**GIVEN INFORMATION:**
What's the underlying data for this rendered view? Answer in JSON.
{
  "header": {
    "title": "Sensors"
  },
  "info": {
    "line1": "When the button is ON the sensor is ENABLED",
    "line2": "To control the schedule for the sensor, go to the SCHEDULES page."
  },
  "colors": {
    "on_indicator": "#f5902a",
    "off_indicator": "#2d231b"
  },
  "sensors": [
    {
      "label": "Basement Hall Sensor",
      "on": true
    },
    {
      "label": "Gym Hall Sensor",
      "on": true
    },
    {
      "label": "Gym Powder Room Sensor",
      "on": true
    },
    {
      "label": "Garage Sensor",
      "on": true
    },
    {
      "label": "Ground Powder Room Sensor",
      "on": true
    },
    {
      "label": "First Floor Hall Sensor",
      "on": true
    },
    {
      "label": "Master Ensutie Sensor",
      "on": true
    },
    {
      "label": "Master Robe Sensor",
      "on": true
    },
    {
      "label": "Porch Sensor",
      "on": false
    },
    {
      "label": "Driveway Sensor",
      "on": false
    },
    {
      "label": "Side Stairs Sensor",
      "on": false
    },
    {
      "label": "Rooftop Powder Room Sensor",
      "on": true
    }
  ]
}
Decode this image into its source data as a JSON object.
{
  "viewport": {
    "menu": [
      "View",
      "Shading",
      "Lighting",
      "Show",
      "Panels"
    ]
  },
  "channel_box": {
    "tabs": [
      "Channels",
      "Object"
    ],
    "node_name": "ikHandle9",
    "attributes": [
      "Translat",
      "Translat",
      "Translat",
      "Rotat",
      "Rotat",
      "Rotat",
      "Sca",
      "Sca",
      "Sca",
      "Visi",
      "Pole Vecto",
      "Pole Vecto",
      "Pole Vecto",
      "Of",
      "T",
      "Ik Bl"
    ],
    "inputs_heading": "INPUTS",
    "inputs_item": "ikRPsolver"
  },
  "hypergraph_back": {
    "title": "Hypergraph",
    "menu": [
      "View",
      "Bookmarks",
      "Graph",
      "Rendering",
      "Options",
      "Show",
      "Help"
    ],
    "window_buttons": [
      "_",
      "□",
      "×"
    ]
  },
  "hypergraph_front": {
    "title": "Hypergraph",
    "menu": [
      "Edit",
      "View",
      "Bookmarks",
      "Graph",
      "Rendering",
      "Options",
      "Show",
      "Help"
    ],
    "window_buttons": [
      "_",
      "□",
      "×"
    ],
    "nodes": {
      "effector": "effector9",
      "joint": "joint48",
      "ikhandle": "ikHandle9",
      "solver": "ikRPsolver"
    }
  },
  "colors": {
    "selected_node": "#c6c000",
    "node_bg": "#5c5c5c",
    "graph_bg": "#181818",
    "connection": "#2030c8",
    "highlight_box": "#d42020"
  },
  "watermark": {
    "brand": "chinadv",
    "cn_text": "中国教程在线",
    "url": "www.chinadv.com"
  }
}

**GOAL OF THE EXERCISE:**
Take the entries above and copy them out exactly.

**PROBLEM SOLUTION:**
What's the underlying data for this rendered view? Answer in JSON.
{
  "header": {
    "title": "Sensors"
  },
  "info": {
    "line1": "When the button is ON the sensor is ENABLED",
    "line2": "To control the schedule for the sensor, go to the SCHEDULES page."
  },
  "colors": {
    "on_indicator": "#f5902a",
    "off_indicator": "#2d231b"
  },
  "sensors": [
    {
      "label": "Basement Hall Sensor",
      "on": true
    },
    {
      "label": "Gym Hall Sensor",
      "on": true
    },
    {
      "label": "Gym Powder Room Sensor",
      "on": true
    },
    {
      "label": "Garage Sensor",
      "on": true
    },
    {
      "label": "Ground Powder Room Sensor",
      "on": true
    },
    {
      "label": "First Floor Hall Sensor",
      "on": true
    },
    {
      "label": "Master Ensutie Sensor",
      "on": true
    },
    {
      "label": "Master Robe Sensor",
      "on": true
    },
    {
      "label": "Porch Sensor",
      "on": false
    },
    {
      "label": "Driveway Sensor",
      "on": false
    },
    {
      "label": "Side Stairs Sensor",
      "on": false
    },
    {
      "label": "Rooftop Powder Room Sensor",
      "on": true
    }
  ]
}
Decode this image into its source data as a JSON object.
{
  "viewport": {
    "menu": [
      "View",
      "Shading",
      "Lighting",
      "Show",
      "Panels"
    ]
  },
  "channel_box": {
    "tabs": [
      "Channels",
      "Object"
    ],
    "node_name": "ikHandle9",
    "attributes": [
      "Translat",
      "Translat",
      "Translat",
      "Rotat",
      "Rotat",
      "Rotat",
      "Sca",
      "Sca",
      "Sca",
      "Visi",
      "Pole Vecto",
      "Pole Vecto",
      "Pole Vecto",
      "Of",
      "T",
      "Ik Bl"
    ],
    "inputs_heading": "INPUTS",
    "inputs_item": "ikRPsolver"
  },
  "hypergraph_back": {
    "title": "Hypergraph",
    "menu": [
      "View",
      "Bookmarks",
      "Graph",
      "Rendering",
      "Options",
      "Show",
      "Help"
    ],
    "window_buttons": [
      "_",
      "□",
      "×"
    ]
  },
  "hypergraph_front": {
    "title": "Hypergraph",
    "menu": [
      "Edit",
      "View",
      "Bookmarks",
      "Graph",
      "Rendering",
      "Options",
      "Show",
      "Help"
    ],
    "window_buttons": [
      "_",
      "□",
      "×"
    ],
    "nodes": {
      "effector": "effector9",
      "joint": "joint48",
      "ikhandle": "ikHandle9",
      "solver": "ikRPsolver"
    }
  },
  "colors": {
    "selected_node": "#c6c000",
    "node_bg": "#5c5c5c",
    "graph_bg": "#181818",
    "connection": "#2030c8",
    "highlight_box": "#d42020"
  },
  "watermark": {
    "brand": "chinadv",
    "cn_text": "中国教程在线",
    "url": "www.chinadv.com"
  }
}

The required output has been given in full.